So what does Benson's disruption of the continuity of expected speech express? My first thought was that it approaches the robotic, and more specifically, the way a computer speaks when it converts text to speech. To me, this is brilliant. Why? Enter the content and form. The questions from Benson's series of queries range from the quotidian ("can you sew it on?") through the thought-provoking ("what makes a reason good?") through the soul-piercingly perceptive, paradoxically declaring through its interrogatives:

Is there a reason to go about things
the way that you're doing it,
or is it sort of automatic, intuitive?
Is it spontaneous?
Are you expressing yourself?
Are your senses experiencing the expression of yourself,
or does it only extend outward from yourself,
and where do you locate yourself when you express yourself?

before returning to the mundane: "have you found your hat?"

The PoemTalkers have it just right when they note that the questions are almost a mimesis of a child asking his or her parents for more information about the world. But I think that that the knowledge-thirsty questions aimed at explaining experiential phenomena paired with the disrupted, robotic sonic properties of the reading evoke a kind of artificial intelligence asking the listener to teach it. The framing that most PennSound listeners would have for the recording, that of listening to it on their computers, gives extra weight to this feeling, and changes the aesthetic of the work from what I would imagine hearing it live would be, and certainly from its textual representation.  
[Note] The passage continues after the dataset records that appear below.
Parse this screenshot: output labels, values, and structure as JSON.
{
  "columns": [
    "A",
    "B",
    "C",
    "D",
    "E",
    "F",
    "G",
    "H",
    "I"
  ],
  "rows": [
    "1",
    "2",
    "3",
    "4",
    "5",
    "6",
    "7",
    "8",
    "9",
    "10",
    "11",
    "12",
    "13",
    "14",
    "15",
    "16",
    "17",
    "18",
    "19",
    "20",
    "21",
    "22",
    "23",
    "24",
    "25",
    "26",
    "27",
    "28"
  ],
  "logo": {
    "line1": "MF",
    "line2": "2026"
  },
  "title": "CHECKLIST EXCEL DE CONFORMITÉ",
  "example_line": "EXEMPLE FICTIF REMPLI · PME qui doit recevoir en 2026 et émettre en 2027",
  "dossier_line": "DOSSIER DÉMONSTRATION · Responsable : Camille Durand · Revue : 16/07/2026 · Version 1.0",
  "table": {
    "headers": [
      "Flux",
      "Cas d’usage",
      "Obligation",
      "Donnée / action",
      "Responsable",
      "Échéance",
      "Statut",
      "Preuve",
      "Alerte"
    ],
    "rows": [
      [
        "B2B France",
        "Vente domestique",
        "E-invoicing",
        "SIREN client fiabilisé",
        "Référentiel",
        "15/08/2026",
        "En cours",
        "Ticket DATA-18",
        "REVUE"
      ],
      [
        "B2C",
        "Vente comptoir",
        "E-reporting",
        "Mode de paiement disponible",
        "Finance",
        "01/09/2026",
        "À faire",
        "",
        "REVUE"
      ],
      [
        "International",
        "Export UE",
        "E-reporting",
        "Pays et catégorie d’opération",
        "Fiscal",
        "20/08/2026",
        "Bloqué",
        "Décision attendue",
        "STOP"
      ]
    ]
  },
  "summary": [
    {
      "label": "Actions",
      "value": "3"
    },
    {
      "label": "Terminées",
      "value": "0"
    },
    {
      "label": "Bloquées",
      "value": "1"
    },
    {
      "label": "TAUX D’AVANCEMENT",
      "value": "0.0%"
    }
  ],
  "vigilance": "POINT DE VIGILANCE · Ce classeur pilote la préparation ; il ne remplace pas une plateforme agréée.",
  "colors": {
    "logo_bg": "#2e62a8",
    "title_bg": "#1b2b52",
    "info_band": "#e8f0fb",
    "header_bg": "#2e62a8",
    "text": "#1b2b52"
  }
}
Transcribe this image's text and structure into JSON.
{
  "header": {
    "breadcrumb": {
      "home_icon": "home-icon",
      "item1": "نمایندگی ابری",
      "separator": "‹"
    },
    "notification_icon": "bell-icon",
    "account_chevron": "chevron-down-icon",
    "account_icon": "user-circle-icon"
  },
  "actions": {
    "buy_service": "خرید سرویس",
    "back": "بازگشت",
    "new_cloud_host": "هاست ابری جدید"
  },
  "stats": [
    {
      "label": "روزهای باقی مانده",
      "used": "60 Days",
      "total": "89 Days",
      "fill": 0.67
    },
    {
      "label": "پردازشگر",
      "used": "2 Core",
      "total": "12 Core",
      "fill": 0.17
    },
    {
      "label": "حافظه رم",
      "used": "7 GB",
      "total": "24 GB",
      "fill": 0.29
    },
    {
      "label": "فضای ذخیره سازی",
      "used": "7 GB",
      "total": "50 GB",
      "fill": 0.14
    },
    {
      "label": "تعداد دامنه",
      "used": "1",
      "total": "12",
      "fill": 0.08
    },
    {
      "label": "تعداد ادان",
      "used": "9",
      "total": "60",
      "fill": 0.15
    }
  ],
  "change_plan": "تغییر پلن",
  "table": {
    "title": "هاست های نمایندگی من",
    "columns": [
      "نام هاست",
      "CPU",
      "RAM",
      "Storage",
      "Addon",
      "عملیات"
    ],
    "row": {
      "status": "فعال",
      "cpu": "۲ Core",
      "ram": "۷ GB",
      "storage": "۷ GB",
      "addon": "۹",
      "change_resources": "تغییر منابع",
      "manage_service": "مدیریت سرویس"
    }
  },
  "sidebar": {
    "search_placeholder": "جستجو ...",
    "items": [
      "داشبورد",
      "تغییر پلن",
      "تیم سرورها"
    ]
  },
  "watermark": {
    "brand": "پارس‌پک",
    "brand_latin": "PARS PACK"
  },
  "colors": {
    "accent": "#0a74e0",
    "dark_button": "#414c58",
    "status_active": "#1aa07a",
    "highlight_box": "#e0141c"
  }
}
The brilliance of Benson's work, to me, comes from this aesthetic paired with the dramatic ordering of his queries. I pictured my computer or an automaton  trying to learn from me by asking me basic questions, crescendoing, as it learned, to queries that demonstrated that it had a better grasp of humanity than I, a human, did. 

Just for fun, I've created a recording of my computer reading the above block quote from Benson's poem through text to speech:

Tuesday, January 7, 2014

New Tab Redirect

It's been a while since I've written any tech tips here (yes, yes--indeed a while since I've written anything here), so I thought I would mention a new Chrome extension that's improved my usage experience.

The problem: Whenever you open a new tab in Chrome, the tab defaults to Chrome's "New Tab Page," a landing page with a faux[1] Google search box and some tiles that go to frequently accessed websites. I do not want the New Tab Page to open every time I open a new tab; I'd like to be able to set my new tab page to anything I want. Alas, Chrome's built-in settings do not allow for this. You can set your startup page and your home page, but not your new tab page.

The solution: There is a Chrome extension called New Tab Redirect that solves the problem. Just install it, and you have the ability to set your new tab page to anything of your choosing, including locally hosted HTML pages. Super easy and, I think, a much better user experience.

[1]I use "faux" as a modifier here because the search box does not do anything, per se. It moves your cursor to the URL bar ("omni bar" in Google parlance), which allows you to execute search queries directly from it. I don't like this model, personally, because I disable auto-complete for searches in the URL bar for privacy reasons (I don't want all keystrokes in the URL bar sent to Google, regardless of whether I am searching). That said, when I do intent to search, I want auto-complete. So I always search from So, in my particular case, I actually ended up using New Tab Redirect to set my new tab page to Seems like this should be a built-in option in Google Chrome.